Cooking Away Loneliness
The loneliness epidemic has already begun, but is the UK sufficiently prepared to deal with it?
With the first ever Minister for Loneliness in the world, being appointed in the UK in February, are we starting to make strides in the right direction?
It was announced recently that GPs will now be able, and encouraged to, participate in social prescribing. A social prescription may include dancing, gardening, or knitting classes - social activities, and the NHS will be able to link patients up with social groups undertaking activities such as cookery. Theresa May announced the new strategy by highlighting that an estimated 200,000 elderly people haven’t had a conversation with friends or family in the past month. In light of this, the government announced £1.8 million in funding for community projects. To support the new strategy, the government is also introducing a trail scheme taking place in Liverpool, Whitby and New Malden, where, in partnership with the Royal Mail, postal staff will check in on the most vulnerable and isolated on their rounds.
Whilst all of these initiatives are a positive change, should we be asking big businesses to do more for their employees? In response to Tracey Crouch’s (Minister for Loneliness) new strategy a group of companies, such as Sainsbury’s and the Civil Service, have promised to do more to support their staff. But the question remains, will others follow suit, and do small businesses have the tools necessary to implement the appropriate support measures?
The sobering element of the new approach to tackling loneliness, is the legacy of Labour MP Jo Cox, who placed social justice high on her agenda. May specifically addressed her legacy by highlighting her work ‘Jo Cox was absolutely right to highlight the critical importance of this growing social injustice’ going on to say that it is ‘one of the greatest public health challenges of our time’.
Age UK estimates that there are around 1.2 million persistently lonely older people in the UK, and this figure doesn’t include younger individuals, who, reports suggests, are increasingly feeling the effects of loneliness. This problem is one that evidently needs addressing, but will relatively small scale measures, such as going to a social class, really help address the bigger issue?
As our society continues to change and develop, and younger generations move away from older relatives, are we treating the symptoms and not the problem?

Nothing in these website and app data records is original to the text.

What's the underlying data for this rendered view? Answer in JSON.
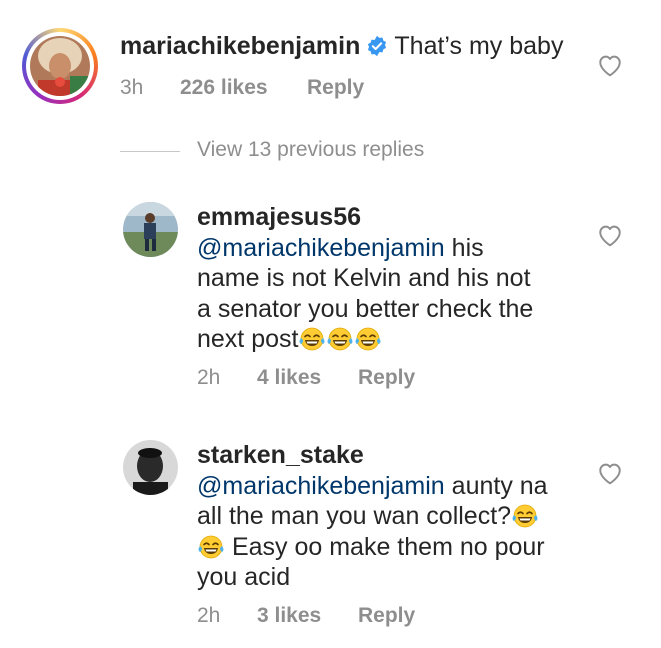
{
  "main_comment": {
    "username": "mariachikebenjamin",
    "verified": true,
    "text": "That’s my baby",
    "time": "3h",
    "likes": "226 likes",
    "reply": "Reply"
  },
  "view_replies": {
    "label": "View 13 previous replies"
  },
  "replies": [
    {
      "username": "emmajesus56",
      "mention": "@mariachikebenjamin",
      "text_line1": "his",
      "text_line2": "name is not Kelvin and his not",
      "text_line3": "a senator you better check the",
      "text_line4": "next post",
      "emojis": [
        "face-with-tears-of-joy",
        "face-with-tears-of-joy",
        "face-with-tears-of-joy"
      ],
      "time": "2h",
      "likes": "4 likes",
      "reply": "Reply"
    },
    {
      "username": "starken_stake",
      "mention": "@mariachikebenjamin",
      "text_line1": "aunty na",
      "text_line2": "all the man you wan collect?",
      "text_line3": "Easy oo make them no pour",
      "text_line4": "you acid",
      "emojis": [
        "face-with-tears-of-joy",
        "face-with-tears-of-joy"
      ],
      "time": "2h",
      "likes": "3 likes",
      "reply": "Reply"
    }
  ],
  "icons": {
    "like": "heart-outline-icon",
    "verified": "verified-badge-icon",
    "emoji": "face-with-tears-of-joy"
  },
  "colors": {
    "text": "#262626",
    "meta": "#8e8e8e",
    "mention": "#00376b",
    "verified": "#3897f0"
  }
}
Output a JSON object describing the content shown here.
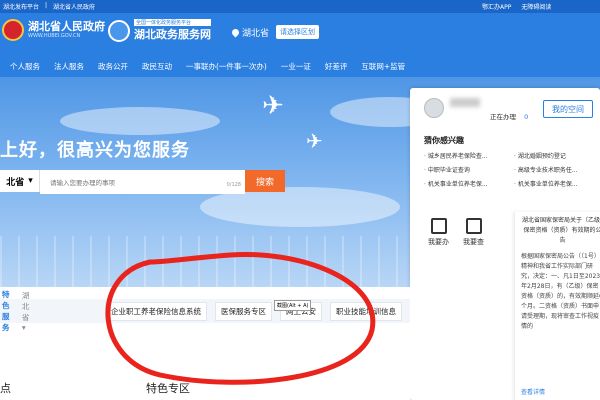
{
  "topbar": {
    "left_links": [
      "湖北发布平台",
      "湖北省人民政府"
    ],
    "right_links": [
      "鄂汇办APP",
      "无障碍阅读"
    ]
  },
  "header": {
    "gov_title": "湖北省人民政府",
    "gov_sub": "WWW.HUBEI.GOV.CN",
    "portal_tag": "全国一体化政务服务平台",
    "portal_title": "湖北政务服务网",
    "location": "湖北省",
    "region_button": "请选择区划"
  },
  "nav": {
    "items": [
      "个人服务",
      "法人服务",
      "政务公开",
      "政民互动",
      "一事联办(一件事一次办)",
      "一业一证",
      "好差评",
      "互联网+监管"
    ]
  },
  "hero": {
    "welcome": "上好，很高兴为您服务",
    "search": {
      "region": "北省",
      "placeholder": "请输入您要办理的事项",
      "counter": "0/128",
      "button": "搜索"
    }
  },
  "panel": {
    "status_label": "正在办理",
    "status_count": "0",
    "my_space": "我的空间",
    "guess_title": "猜你感兴趣",
    "items": [
      "城乡居民养老保险查...",
      "湖北婚姻预约登记",
      "中职毕业证查询",
      "高级专业技术职务任...",
      "机关事业单位养老保...",
      "机关事业单位养老保..."
    ],
    "actions": [
      "我要办",
      "我要查"
    ],
    "notice": {
      "title": "湖北省国家保密局关于（乙级）保密资格（资质）有效期的公告",
      "body": "根据国家保密局公告（（1号）精神和我省工作实际部门研究，决定：一、凡1日至2023年2月28日，有（乙级）保密资格（资质）的，有效期顺延6个月。二资格（资质）书面申请受理期，现将审查工作视疫情的",
      "more": "查看详情"
    }
  },
  "services": {
    "label": "特色服务",
    "province": "湖北省",
    "links": [
      "企业职工养老保险信息系统",
      "医保服务专区",
      "网上公安",
      "职业技能培训信息"
    ],
    "tooltip": "截图(Alt + A)"
  },
  "section_titles": [
    "点",
    "特色专区"
  ],
  "colors": {
    "brand_blue": "#2b7fe0",
    "search_orange": "#f26a2a",
    "annotation_red": "#e8241c"
  }
}
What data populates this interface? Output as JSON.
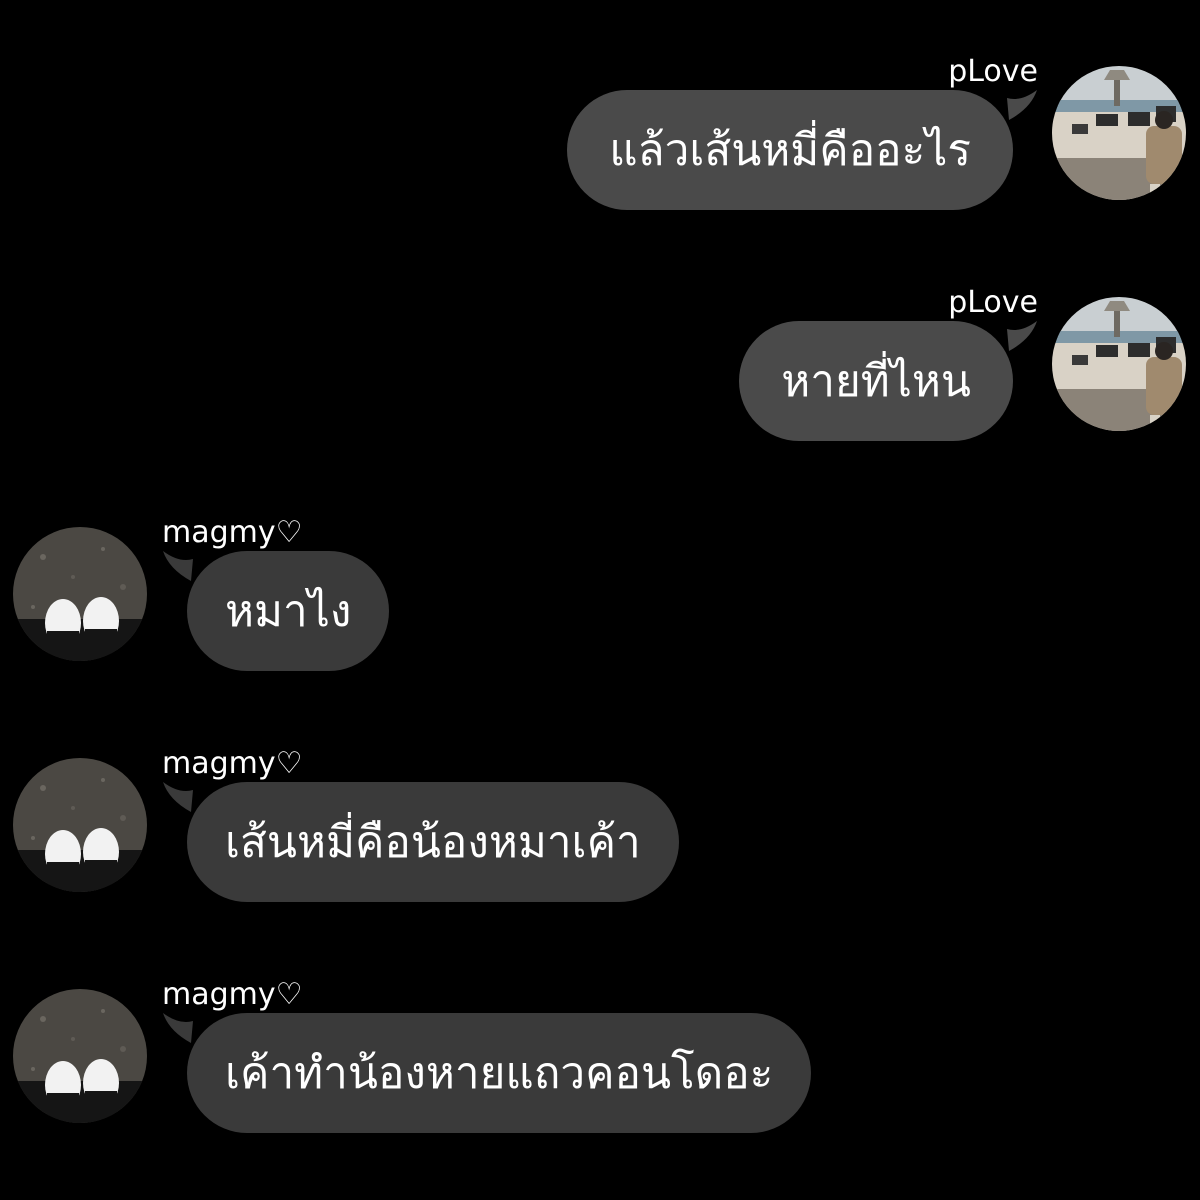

And if so, how do we build community relations in a time of increasing distance?